Tuesday, June 2, 2009
The Imagery of Up
Once again, Disney/Pixar’s new film, Up, combines humor, poignancy, adventure, brilliant artwork, and important themes.
In one scene, Carl Fredricksen ( voice by Ed Asner), accompanied by the intrepid but innocent Wilderness Explorer, Russell ( voice by Jordan Nagai), drift into a very frightening lightning storm, and as the house is rocked by the tempest, Carl runs around trying to save his possessions from being smashed – his old furniture and knick-knacks that remind him of his marriage to his soul-mate, Ellie. The scene is masterfully painted, as every scene is in this new computer-animated feature. Most importantly, the scene points out that Carl needs to let go of the past or he will miss the wonder of the days he has left in the present. As in the image above, his old ways are constantly threatened.

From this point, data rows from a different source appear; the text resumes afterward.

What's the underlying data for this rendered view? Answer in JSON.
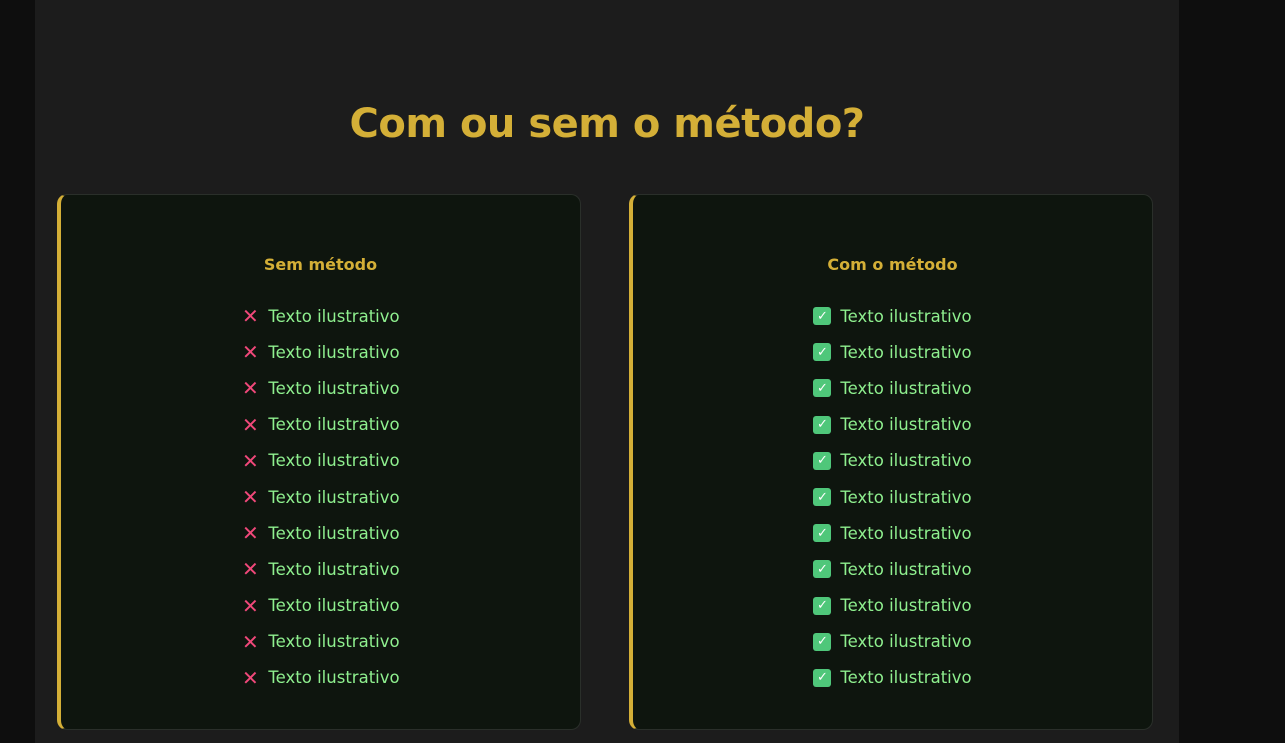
{
  "title": "Com ou sem o método?",
  "colors": {
    "accent": "#d4af37",
    "text": "#8ff08f",
    "cross": "#f0487a",
    "check": "#4fc77a"
  },
  "cards": [
    {
      "heading": "Sem método",
      "icon": "cross-icon",
      "items": [
        "Texto ilustrativo",
        "Texto ilustrativo",
        "Texto ilustrativo",
        "Texto ilustrativo",
        "Texto ilustrativo",
        "Texto ilustrativo",
        "Texto ilustrativo",
        "Texto ilustrativo",
        "Texto ilustrativo",
        "Texto ilustrativo",
        "Texto ilustrativo"
      ]
    },
    {
      "heading": "Com o método",
      "icon": "check-icon",
      "items": [
        "Texto ilustrativo",
        "Texto ilustrativo",
        "Texto ilustrativo",
        "Texto ilustrativo",
        "Texto ilustrativo",
        "Texto ilustrativo",
        "Texto ilustrativo",
        "Texto ilustrativo",
        "Texto ilustrativo",
        "Texto ilustrativo",
        "Texto ilustrativo"
      ]
    }
  ]
}
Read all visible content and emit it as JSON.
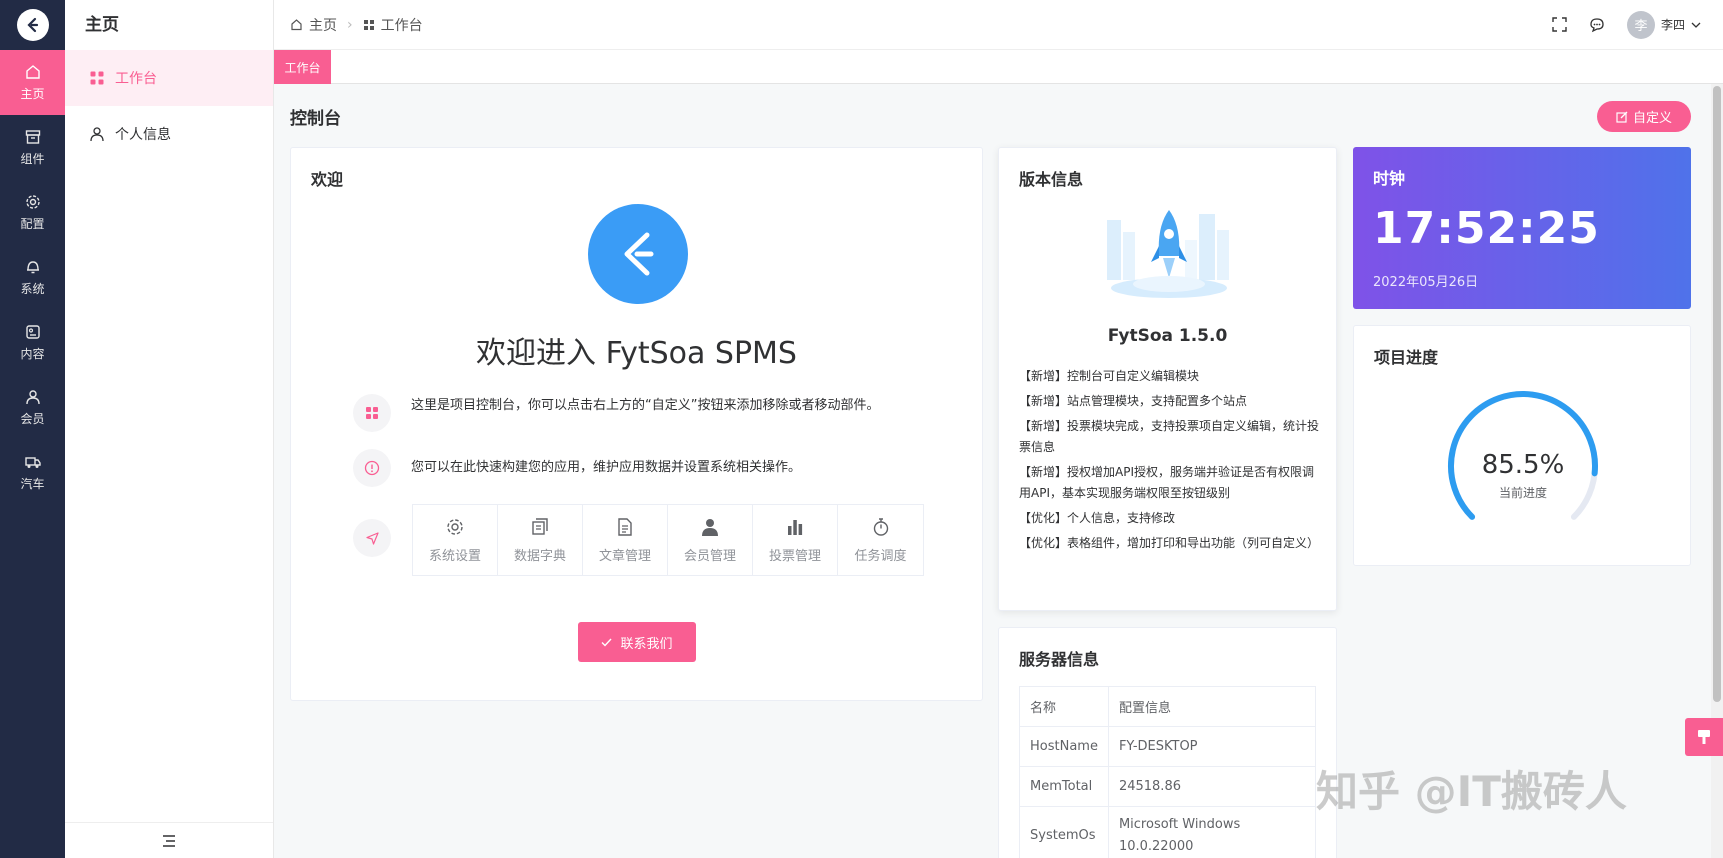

The theme of letting go of the past develops toward its climax when Carl throws out all his possessions in order to lighten the load so that he can fly to the rescue of a boy named Russell, a rare giant bird, and Dug, a faithful dog, equipped with a collar that allows him to articulate exactly the kinds of things you would expect from a dog, so that he can deliver them from the clutches of the maniacal explorer Charles Muntz.
But the film's major strength is its imagery. In the same way the 2008 hit, WALL-E, uses pictures to establish the world and character of WALL-E, Up starts with a nearly dialogue-free episode in which little Carl, an adventurous boy brought up on the travel documentaries of explorer Charles Muntz (voice by Christopher Plummer), meets Ellie, an energetic little tomboy who also has a passion for adventure. Then, without dialogue, a montage takes us through Carl and Ellie’s relationship: they grow up, they get married, they dream of going on an adventure to South America, their dreams are thwarted by the realities of life, and Ellie’s health declines. Suddenly we come to abrupt silence. We see Carl sitting in a funeral home and we know Ellie has died. Now Carl is a recluse in his old wooden house, which he refuses to sell to developers who build a constricting canyon of skyscrapers around him. Wow! This is serious stuff.
Up is a very good film. It provides laugh-out-loud humor: Russell’s struggle erecting a tent is hilarious. It provides plenty of action, much of it including vertigo-inducing thrills in the air accompanied by an exuberant musical theme reminiscent of the Raiders of the Lost Ark March. Additional comedy derives from the antics of Dig, but Muntz’s pack of jabbering henchdogs grows wearisome rather quickly.
Up gives us things to think about and laugh at, but its most memorable strength is its imagery - as seen in the images below.
Carl’s little house symbolizes his unwillingness to let go of the past. New buildings create a constraining canyon around him. This is no place for a frail structure of wood.
The colorful balloons suggest life and a vibrant hope. Perhaps Carl can fulfill a dream once thwarted by life’s constant exigencies.
Plateau, rock spire, waterfall, and jungle constitute a minimalist little world patterned closely after Arthur Conan Doyle’s The Lost World. In the novel, the explorers find it impossible to scale the sheer sides of the plateau. They must climb a solitary spire of rock at the top of which they fell a tree to create a bridge to the lost world.
We see Russell's innocence in contrast with Carl's glum Weltschmerz.
The floating house becomes a burden that Carl must bear. Russell originally came to Carl’s doorstep in order to earn his last merit badge by helping an elderly person cross the street or something.
He never thought he’d have to help an old man pull a floating house.
A variety of shapes and colors makes up this motley crew of heroes.
Whether you're growing up or growing old, life's a risky thing.